If you need further evidence of how the 2016 presidential election has become a political Bizarro World, check out the list of billionaires who have disavowed one of their ostensible peers, self-proclaimed – we’re still waiting for the tax return proof – billionaire Donald J. Trump, and opted instead to support Hillary Clinton.
Bizarro World DC Comic panel courtesy DC-Wikia
Meg Whitman, former Hewlett Packard executive and one-time California gubernatorial GOP candidate, says she’s with her, meaning Clinton.
Beaucoup billionaires: She joins fellow billionaires Michael Bloomberg (former New York City mayor and news/investment media mogul), Mark Cuban (owner of the NBA’s Dallas Mavericks and “Shark Tank” TV celebrity judge), Warren Buffett (folksy investment savant and founder of Berskshire Hathaway) and Oprah Winfrey (really? I need to elaborate on Oprah?!) in urging voters to cast their ballots for Clinton.

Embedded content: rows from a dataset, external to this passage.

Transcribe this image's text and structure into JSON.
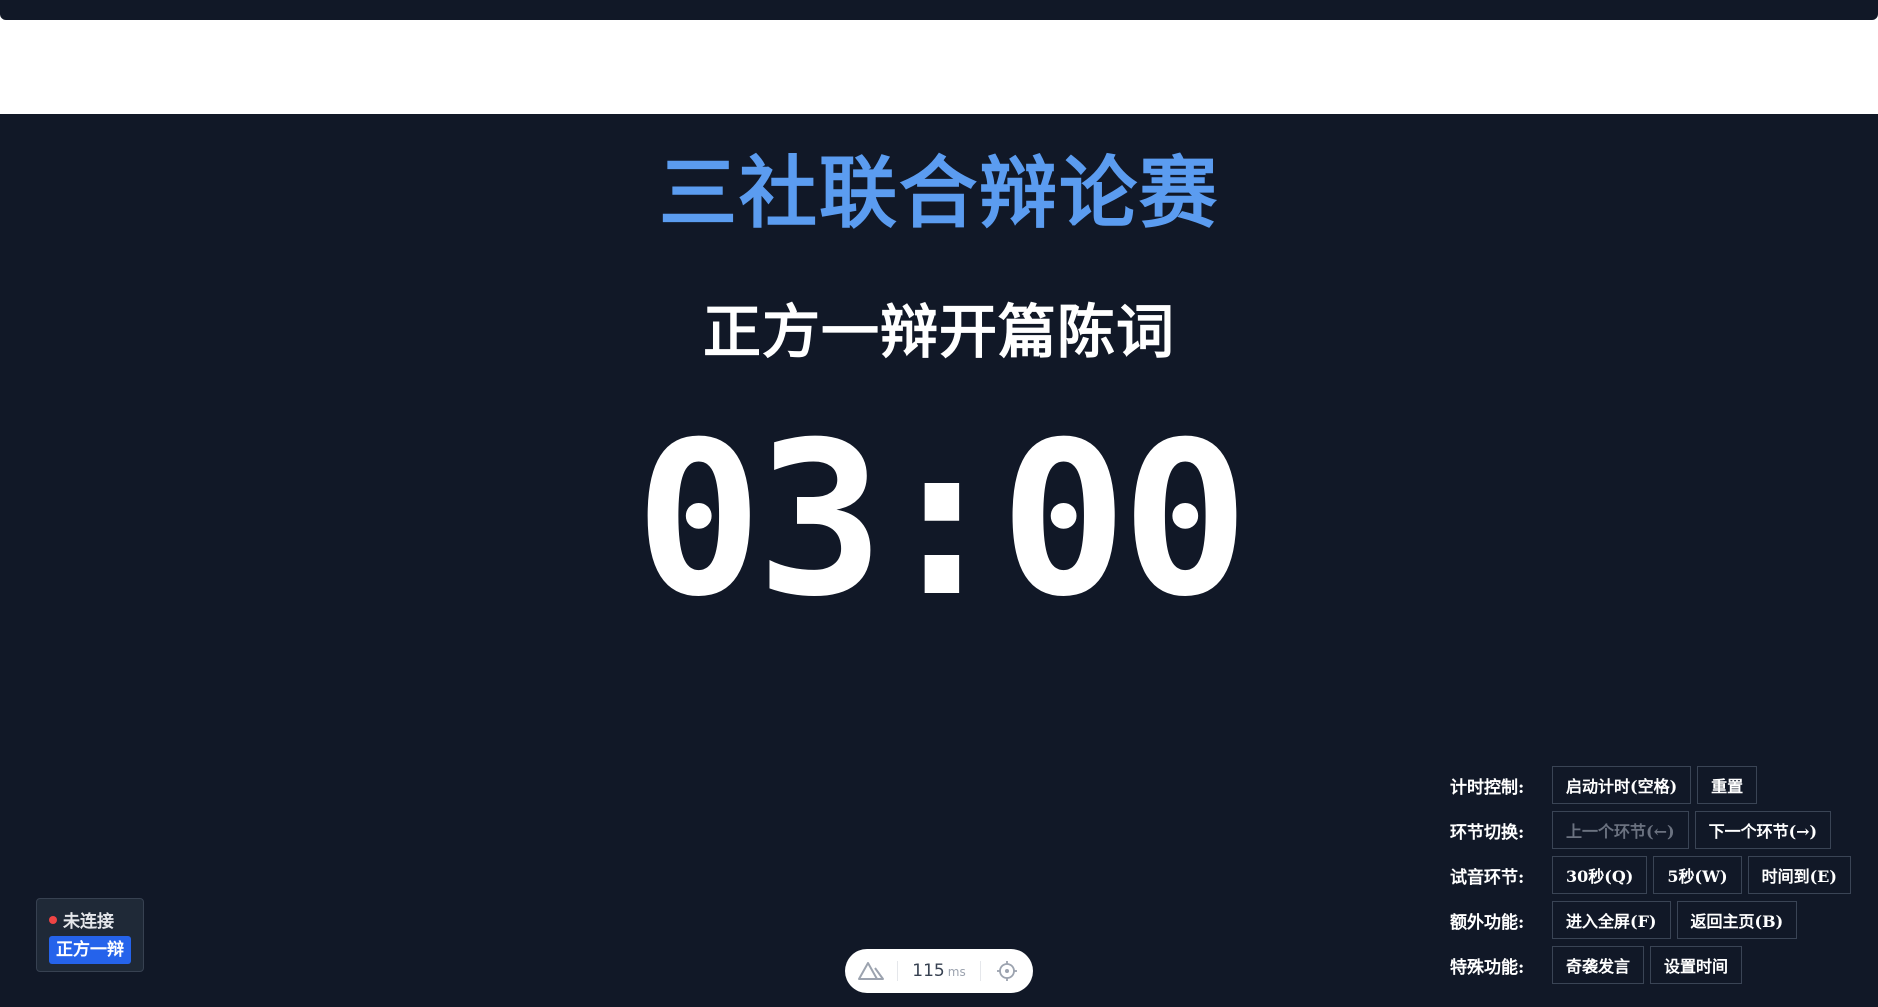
{
  "event_title": "三社联合辩论赛",
  "segment_title": "正方一辩开篇陈词",
  "timer": "03:00",
  "controls": {
    "timing": {
      "label": "计时控制:",
      "start": "启动计时(空格)",
      "reset": "重置"
    },
    "segment": {
      "label": "环节切换:",
      "prev": "上一个环节(←)",
      "next": "下一个环节(→)"
    },
    "sound": {
      "label": "试音环节:",
      "s30": "30秒(Q)",
      "s5": "5秒(W)",
      "timeup": "时间到(E)"
    },
    "extra": {
      "label": "额外功能:",
      "fullscreen": "进入全屏(F)",
      "home": "返回主页(B)"
    },
    "special": {
      "label": "特殊功能:",
      "surprise": "奇袭发言",
      "set_time": "设置时间"
    }
  },
  "status": {
    "connection": "未连接",
    "speaker": "正方一辩",
    "connection_color": "#ef4444"
  },
  "devtools": {
    "ping_value": "115",
    "ping_unit": "ms",
    "logo_icon": "nuxt-logo-icon",
    "inspect_icon": "crosshair-icon"
  },
  "colors": {
    "background": "#111827",
    "accent": "#5b9cf0",
    "speaker_badge": "#2563eb"
  }
}
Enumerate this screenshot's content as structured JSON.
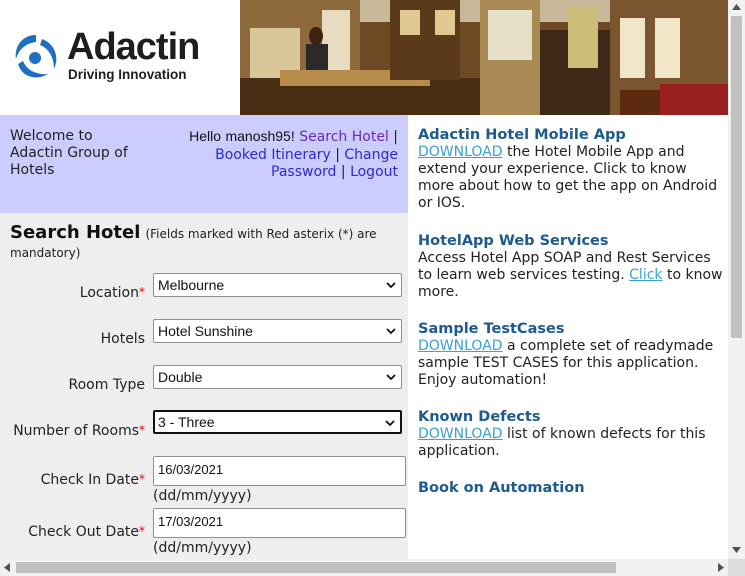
{
  "logo": {
    "name": "Adactin",
    "tagline": "Driving Innovation"
  },
  "welcome": {
    "text": "Welcome to Adactin Group of Hotels",
    "hello_prefix": "Hello",
    "username": "manosh95!",
    "links": {
      "search_hotel": "Search Hotel",
      "booked_itinerary": "Booked Itinerary",
      "change_password": "Change Password",
      "logout": "Logout"
    },
    "separator": "|"
  },
  "form": {
    "title": "Search Hotel",
    "note": "(Fields marked with Red asterix (*) are mandatory)",
    "required_mark": "*",
    "location": {
      "label": "Location",
      "value": "Melbourne"
    },
    "hotels": {
      "label": "Hotels",
      "value": "Hotel Sunshine"
    },
    "room_type": {
      "label": "Room Type",
      "value": "Double"
    },
    "rooms": {
      "label": "Number of Rooms",
      "value": "3 - Three"
    },
    "check_in": {
      "label": "Check In Date",
      "value": "16/03/2021",
      "format": "(dd/mm/yyyy)"
    },
    "check_out": {
      "label": "Check Out Date",
      "value": "17/03/2021",
      "format": "(dd/mm/yyyy)"
    }
  },
  "info": {
    "mobile": {
      "title": "Adactin Hotel Mobile App",
      "link": "DOWNLOAD",
      "text": "the Hotel Mobile App and extend your experience. Click to know more about how to get the app on Android or IOS."
    },
    "webservices": {
      "title": "HotelApp Web Services",
      "text": "Access Hotel App SOAP and Rest Services to learn web services testing.",
      "link": "Click",
      "text2": "to know more."
    },
    "testcases": {
      "title": "Sample TestCases",
      "link": "DOWNLOAD",
      "text": "a complete set of readymade sample TEST CASES for this application. Enjoy automation!"
    },
    "defects": {
      "title": "Known Defects",
      "link": "DOWNLOAD",
      "text": "list of known defects for this application."
    },
    "book": {
      "title": "Book on Automation"
    }
  },
  "colors": {
    "welcome_bg": "#ccccff",
    "form_bg": "#eeeeee",
    "heading_blue": "#1d5a8f",
    "link_blue": "#3aa0d8",
    "required_red": "#ee0000"
  }
}
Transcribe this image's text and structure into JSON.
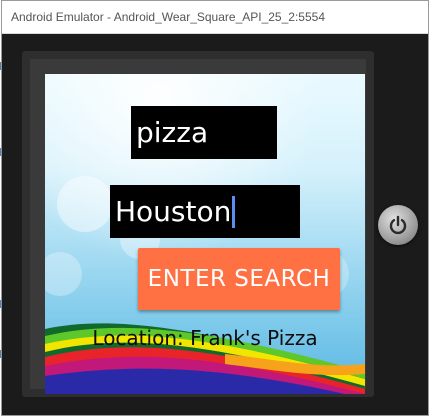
{
  "window": {
    "title": "Android Emulator - Android_Wear_Square_API_25_2:5554"
  },
  "app": {
    "query_value": "pizza",
    "location_value": "Houston",
    "enter_button_label": "ENTER SEARCH",
    "result_text": "Location: Frank's Pizza"
  },
  "icons": {
    "power": "power-icon"
  },
  "colors": {
    "button": "#ff7043",
    "field_bg": "#000000",
    "cursor": "#5a8ff0"
  }
}
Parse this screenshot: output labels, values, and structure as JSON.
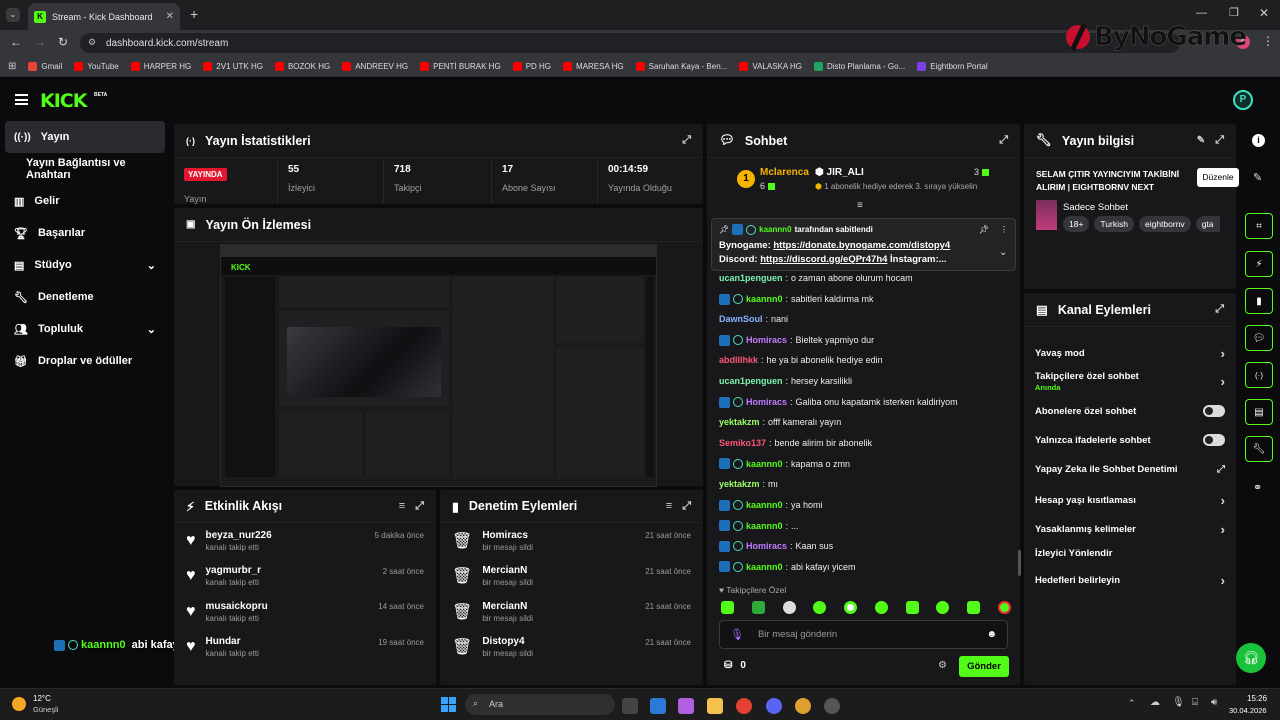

Whitman’s dismissal of her party’s candidate is notable since she’s also a major GOP fundraiser. But her change of heart, as well as Clinton’s support from Bloomberg, Cuban, Buffett and Winfrey, should be noted from a tax standpoint, too.
All these rich folks are going with the White House candidate who likely will cost them more tax dollars.
Buffett noted that possibility on Monday, Aug. 1, when he hosted a Clinton rally in his hometown of Omaha.
The rich are different: The election choices of this group of wealthy taxpayers underscore a couple of things.
First, they are following their conscience, not their bank account bottom lines, when it comes to helping decide who will lead the United States for the next four years. Good for them.
But that also brings up the reality check for my second point. These rich people can afford the added taxes.
That doesn’t necessarily mean they like them. Every rich person has a phalanx of financial experts, including tax advisers, to help them legally pay as little as possible.
Doing that, however, has gotten harder in recent years.
Higher taxes for the wealthy: This week’s featured Weekly Tax Tip looks at five special taxes that the wealthy now face. They include:
a higher ordinary tax rate of 39.6 percent,
a higher long-term capital gains tax rate of 20 percent,
an additional 0.9 percent Medicare payroll tax,
a 3.8 percent net investment income tax (NIIT), and
reduced personal exemptions and itemized deductions.
The tax tip, posted at Bankrate.com, has more on each of these extra wealth-related taxes, which were added as part of the fiscal cliff deal back reached back in late 2012 and enacted Jan. 1, 2013, or as part of the Affordable Care Act, aka Obamacare.
The taxes could change depending on whether Clinton or Trump is elected in November. For now, though, in this weird and wild election cycle a bunch of billionaires are willing to support the Democrat who is more likely to ensure that they keep paying these, and possibly more, higher taxes.
If you’re like me and totally not affected by these taxes, check them out anyway. It’s always fun to see how the other half lives tax-wise. And we can all be glad we don’t have to deal with these added taxes.
But if you’re like me, you also probably hope that one day you make enough money to worry about such high-dollar tax matters!
You also might find these items of interest:
6 reasons a flat tax is not a good idea
How did $250,000 become the tax definition of rich?
Texas former billionaire Sam Wyly convicted of tax fraud